■ **Task to complete**:
Look through the data below and report how many lines include "POVEŽI". Only the number should be given.

(App and web page records)
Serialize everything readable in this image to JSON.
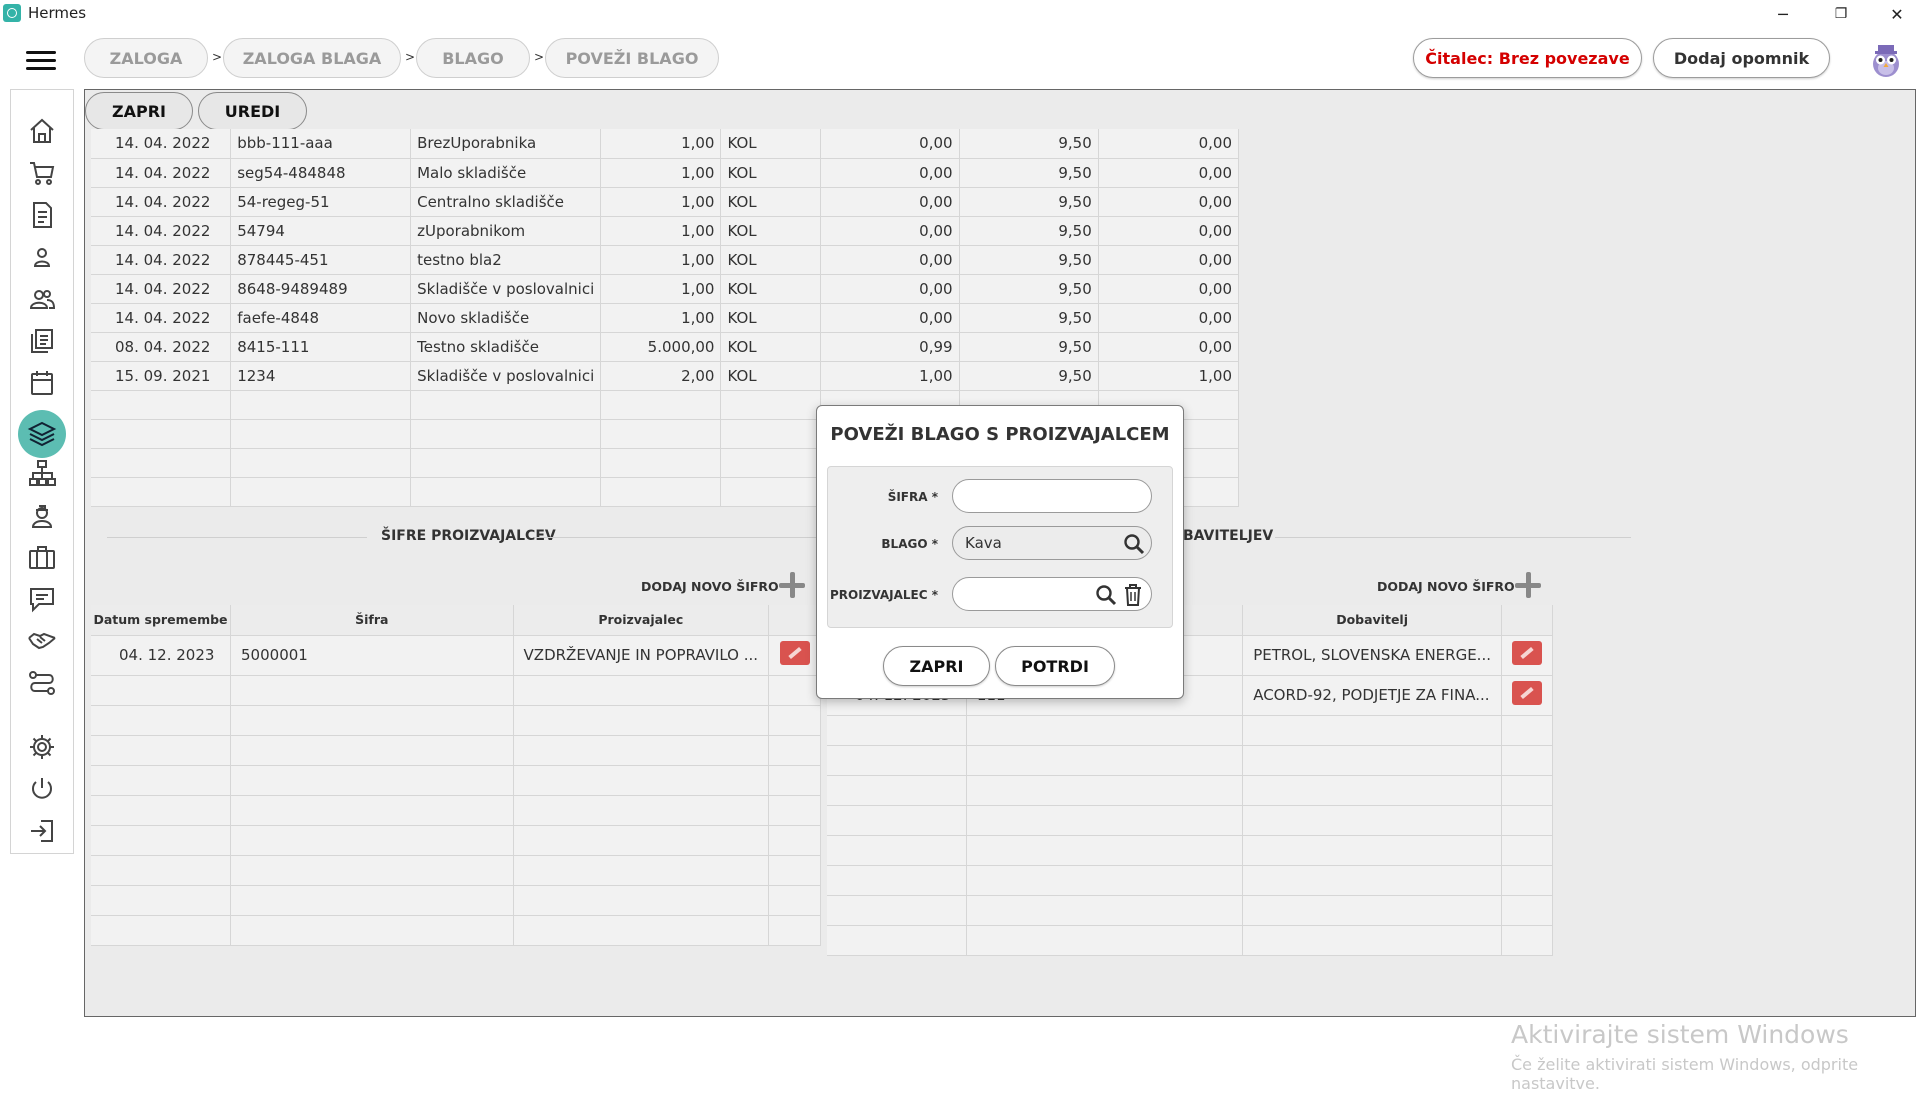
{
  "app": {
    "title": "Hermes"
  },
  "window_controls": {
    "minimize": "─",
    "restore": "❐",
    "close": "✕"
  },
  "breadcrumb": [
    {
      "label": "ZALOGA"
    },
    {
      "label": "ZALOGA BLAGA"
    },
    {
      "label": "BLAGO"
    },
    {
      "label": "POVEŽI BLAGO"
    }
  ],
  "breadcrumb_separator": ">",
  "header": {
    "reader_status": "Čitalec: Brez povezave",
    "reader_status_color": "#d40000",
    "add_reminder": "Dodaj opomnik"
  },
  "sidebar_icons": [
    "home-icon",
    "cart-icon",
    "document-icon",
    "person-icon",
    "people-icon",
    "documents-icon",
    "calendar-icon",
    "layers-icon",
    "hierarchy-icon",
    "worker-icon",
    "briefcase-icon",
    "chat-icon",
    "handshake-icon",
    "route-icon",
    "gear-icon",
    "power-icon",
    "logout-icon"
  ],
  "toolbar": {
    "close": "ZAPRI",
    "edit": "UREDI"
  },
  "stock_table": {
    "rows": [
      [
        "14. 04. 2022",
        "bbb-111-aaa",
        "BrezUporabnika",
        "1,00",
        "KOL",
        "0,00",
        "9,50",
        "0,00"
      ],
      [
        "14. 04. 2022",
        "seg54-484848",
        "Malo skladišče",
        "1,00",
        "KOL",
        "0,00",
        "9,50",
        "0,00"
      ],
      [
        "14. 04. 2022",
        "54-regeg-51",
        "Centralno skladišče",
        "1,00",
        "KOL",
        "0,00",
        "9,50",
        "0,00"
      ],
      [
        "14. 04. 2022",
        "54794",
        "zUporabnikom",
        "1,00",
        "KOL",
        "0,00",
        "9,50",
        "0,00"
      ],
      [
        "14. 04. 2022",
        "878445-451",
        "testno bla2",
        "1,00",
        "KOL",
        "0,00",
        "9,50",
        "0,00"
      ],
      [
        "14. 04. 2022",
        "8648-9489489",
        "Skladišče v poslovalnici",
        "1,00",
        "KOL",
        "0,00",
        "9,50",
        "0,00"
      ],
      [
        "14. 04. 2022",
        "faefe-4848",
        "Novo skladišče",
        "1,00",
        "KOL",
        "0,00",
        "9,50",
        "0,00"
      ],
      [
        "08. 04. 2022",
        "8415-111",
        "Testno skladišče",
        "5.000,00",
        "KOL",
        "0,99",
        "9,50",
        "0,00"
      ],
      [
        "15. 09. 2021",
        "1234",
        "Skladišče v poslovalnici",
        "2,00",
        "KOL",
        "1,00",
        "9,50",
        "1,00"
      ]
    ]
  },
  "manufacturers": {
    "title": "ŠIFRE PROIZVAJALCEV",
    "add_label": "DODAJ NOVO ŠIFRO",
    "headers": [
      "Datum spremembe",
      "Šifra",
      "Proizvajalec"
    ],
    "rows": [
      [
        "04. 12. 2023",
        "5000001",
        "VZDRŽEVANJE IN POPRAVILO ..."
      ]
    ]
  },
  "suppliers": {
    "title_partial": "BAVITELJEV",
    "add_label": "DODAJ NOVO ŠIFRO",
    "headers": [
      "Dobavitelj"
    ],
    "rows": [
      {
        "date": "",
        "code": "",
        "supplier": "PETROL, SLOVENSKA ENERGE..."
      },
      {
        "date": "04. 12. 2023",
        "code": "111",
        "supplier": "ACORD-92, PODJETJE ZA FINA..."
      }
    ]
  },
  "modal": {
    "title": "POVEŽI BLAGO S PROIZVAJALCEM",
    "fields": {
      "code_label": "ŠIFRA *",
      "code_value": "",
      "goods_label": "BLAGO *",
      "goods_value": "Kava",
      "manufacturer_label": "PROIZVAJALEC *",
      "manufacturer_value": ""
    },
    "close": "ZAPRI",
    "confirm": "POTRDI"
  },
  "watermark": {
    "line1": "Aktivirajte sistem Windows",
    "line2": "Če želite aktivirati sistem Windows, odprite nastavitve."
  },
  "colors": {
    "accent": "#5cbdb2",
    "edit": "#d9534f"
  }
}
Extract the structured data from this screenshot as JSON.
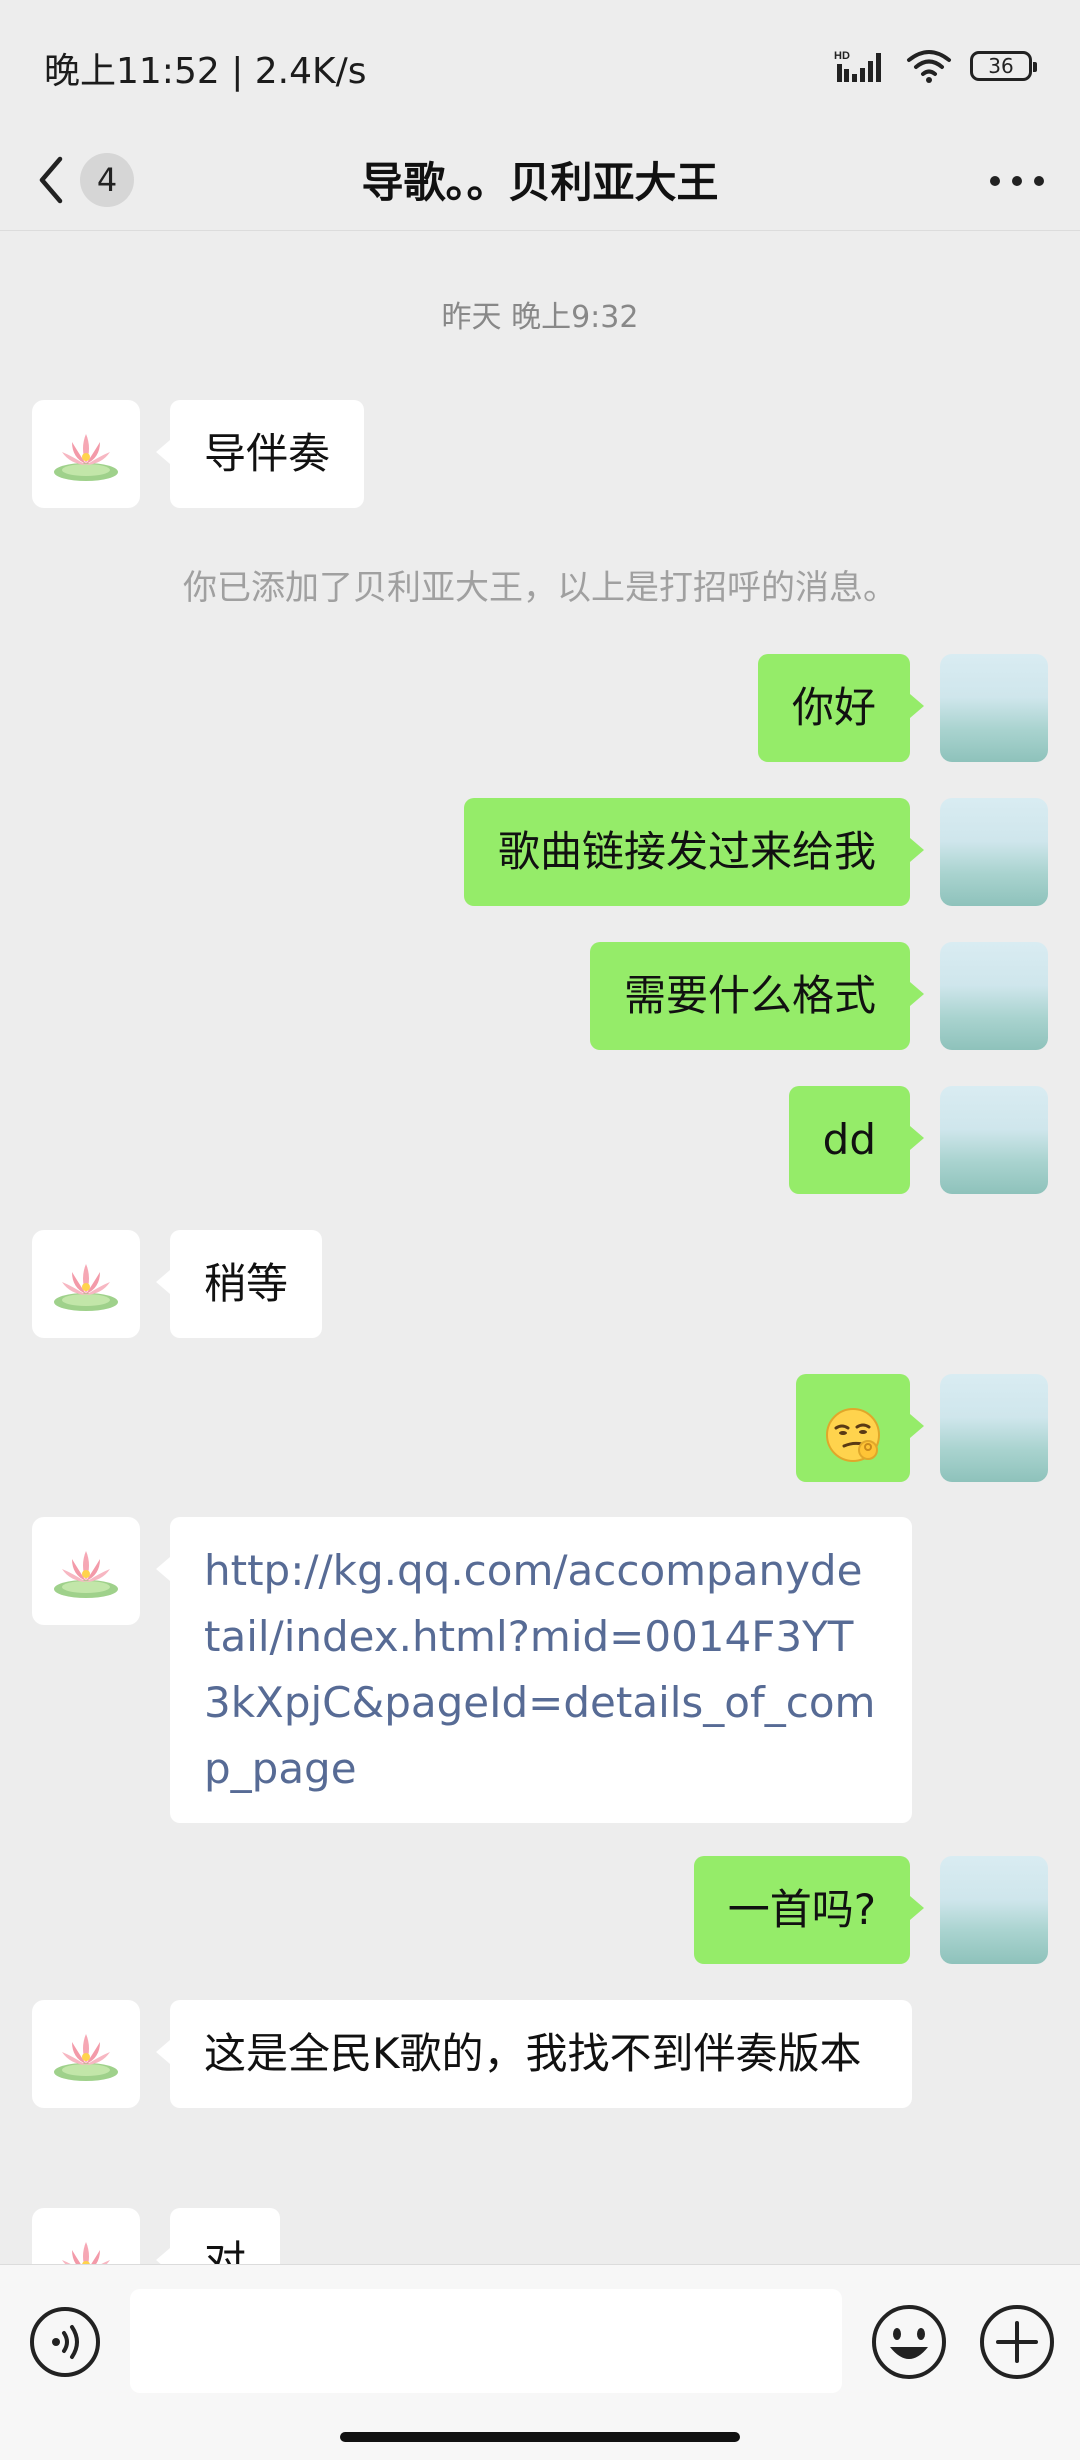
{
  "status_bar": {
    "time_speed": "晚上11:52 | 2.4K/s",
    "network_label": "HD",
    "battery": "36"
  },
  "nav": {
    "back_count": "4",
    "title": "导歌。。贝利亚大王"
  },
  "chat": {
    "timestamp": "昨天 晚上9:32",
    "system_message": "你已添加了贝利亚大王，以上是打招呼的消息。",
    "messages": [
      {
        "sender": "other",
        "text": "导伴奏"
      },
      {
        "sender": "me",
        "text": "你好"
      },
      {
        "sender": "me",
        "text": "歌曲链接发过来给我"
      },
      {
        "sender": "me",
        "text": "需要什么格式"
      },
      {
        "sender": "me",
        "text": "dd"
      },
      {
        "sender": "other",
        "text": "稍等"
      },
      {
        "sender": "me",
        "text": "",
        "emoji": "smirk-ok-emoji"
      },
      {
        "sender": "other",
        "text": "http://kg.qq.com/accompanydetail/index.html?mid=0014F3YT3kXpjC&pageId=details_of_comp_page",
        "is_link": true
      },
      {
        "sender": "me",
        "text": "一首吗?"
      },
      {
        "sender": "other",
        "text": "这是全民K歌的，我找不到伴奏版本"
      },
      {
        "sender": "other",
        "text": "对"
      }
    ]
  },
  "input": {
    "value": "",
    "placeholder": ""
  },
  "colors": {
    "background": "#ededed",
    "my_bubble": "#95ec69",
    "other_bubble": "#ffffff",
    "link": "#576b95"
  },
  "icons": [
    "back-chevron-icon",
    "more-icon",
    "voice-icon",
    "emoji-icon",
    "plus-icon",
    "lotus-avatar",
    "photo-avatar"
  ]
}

■ **Answer area**:
2